When the sun is shining on a windowed room, it can be hard to tell if the lights are on inside. It may even seem like those lights are broken, their glow insignificant in comparison to the daylight.
Stanton’s stellar performance dims my impression of the rest.
That’s my impression of Confessional, a later Tennessee Williams play transplanted from 70s California to modern day England. The venue is transplanted, too, into a simple, but functional bar. The dive bar is Williams’ chosen scene, and the audience enters as well. This leads to cool opportunities. The bartender takes drink orders as the audience walks in, and some of the audience get to join the cast around the bar tables. One cast member even flirts with the audience on the sly. It’s reminiscent of Jim Cartwright’s Two; the scene, the bar, is essential as a place where different segments of the population come together to be dramatically dissected.
The cast are about what you’d expect from the scene: a doctor with no legal license and a drinking problem, an emotionally-troubled girl with wandering hands, and a man living off the virility of his member. And at the center, Leona. Lizzie Stanton plays marvellously as one of Williams’ tragic heroines. The character feels like a lower-class Blanche DuBois, or an unmarried Maggie Pollitt, with that same emotional intensity and brutal honesty. Stanton grounds Williams’ often poetic, always complex speeches with a down-to-earth reality. She stumbles around the room in perfect control of the scene. She laughs, cries and drinks with such vivacity that it is often impossible to look anywhere else on stage.
But like the sun on a windowed room, Stanton’s stellar performance dims my impression of the rest. There are highlights: Ray Bethley brings a worn-out resignation to the bartender, Monk. Abi McLoughlin strikes a real emotional chord towards the end of the play in her performance as the doctor. But largely it feels flat. It feels unreal and awkward.
The difference between the US and UK ways of speaking is more than an accent. It’s more than just switching ‘r’ and ‘e’ at the ends of words, or adding or dropping the ‘u’ from ‘humour’ or ‘honour’. The two countries have distinctive terms, rhythms, and patterns of speech. Shakespeare is adaptable because the audience accepts the antiquity of the language, and because his distinctive rhythm (iambic pentameter) is easily adjustable. But with a modern playwright, shipping his work across the Atlantic makes those differences apparent.
That, I believe, is my problem with many of the performances in Confessional.
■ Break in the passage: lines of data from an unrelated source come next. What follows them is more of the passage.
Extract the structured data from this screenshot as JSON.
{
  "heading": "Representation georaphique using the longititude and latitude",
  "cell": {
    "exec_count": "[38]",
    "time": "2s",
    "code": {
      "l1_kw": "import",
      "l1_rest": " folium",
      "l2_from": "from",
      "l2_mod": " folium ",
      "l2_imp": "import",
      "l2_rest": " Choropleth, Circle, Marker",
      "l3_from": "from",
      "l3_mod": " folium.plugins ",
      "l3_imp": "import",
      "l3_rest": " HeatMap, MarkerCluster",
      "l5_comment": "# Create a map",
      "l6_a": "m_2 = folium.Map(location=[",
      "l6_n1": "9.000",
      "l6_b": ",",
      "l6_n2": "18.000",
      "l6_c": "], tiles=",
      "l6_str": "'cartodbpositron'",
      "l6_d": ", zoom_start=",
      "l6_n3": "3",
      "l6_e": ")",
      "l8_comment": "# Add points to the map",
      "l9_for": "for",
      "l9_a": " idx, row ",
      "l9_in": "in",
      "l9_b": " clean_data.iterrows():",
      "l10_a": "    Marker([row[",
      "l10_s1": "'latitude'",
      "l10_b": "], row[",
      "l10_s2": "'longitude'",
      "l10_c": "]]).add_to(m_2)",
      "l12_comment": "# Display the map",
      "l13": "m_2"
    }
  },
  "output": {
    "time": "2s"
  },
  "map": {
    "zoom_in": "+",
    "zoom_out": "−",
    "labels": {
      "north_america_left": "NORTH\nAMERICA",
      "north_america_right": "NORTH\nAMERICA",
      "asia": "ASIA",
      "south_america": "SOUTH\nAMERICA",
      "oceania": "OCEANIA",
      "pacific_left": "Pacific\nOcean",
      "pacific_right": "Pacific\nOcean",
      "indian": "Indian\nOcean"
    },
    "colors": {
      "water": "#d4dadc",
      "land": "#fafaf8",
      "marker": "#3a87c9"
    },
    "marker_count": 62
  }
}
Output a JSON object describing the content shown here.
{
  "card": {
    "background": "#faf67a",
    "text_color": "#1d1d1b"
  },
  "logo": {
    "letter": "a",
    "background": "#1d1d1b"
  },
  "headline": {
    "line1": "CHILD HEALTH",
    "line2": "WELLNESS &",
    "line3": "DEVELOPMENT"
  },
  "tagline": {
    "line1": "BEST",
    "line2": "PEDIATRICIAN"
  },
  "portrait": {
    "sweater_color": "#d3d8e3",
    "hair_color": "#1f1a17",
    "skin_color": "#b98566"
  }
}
The compromise between distinctively American dialogue and distinctively British voices creates characters that don’t sound like anyone, and many of the actors are unable to convincingly overcome this dilemma. Despite a powerhouse leading performance, Confessional is uncomfortable in its own skin.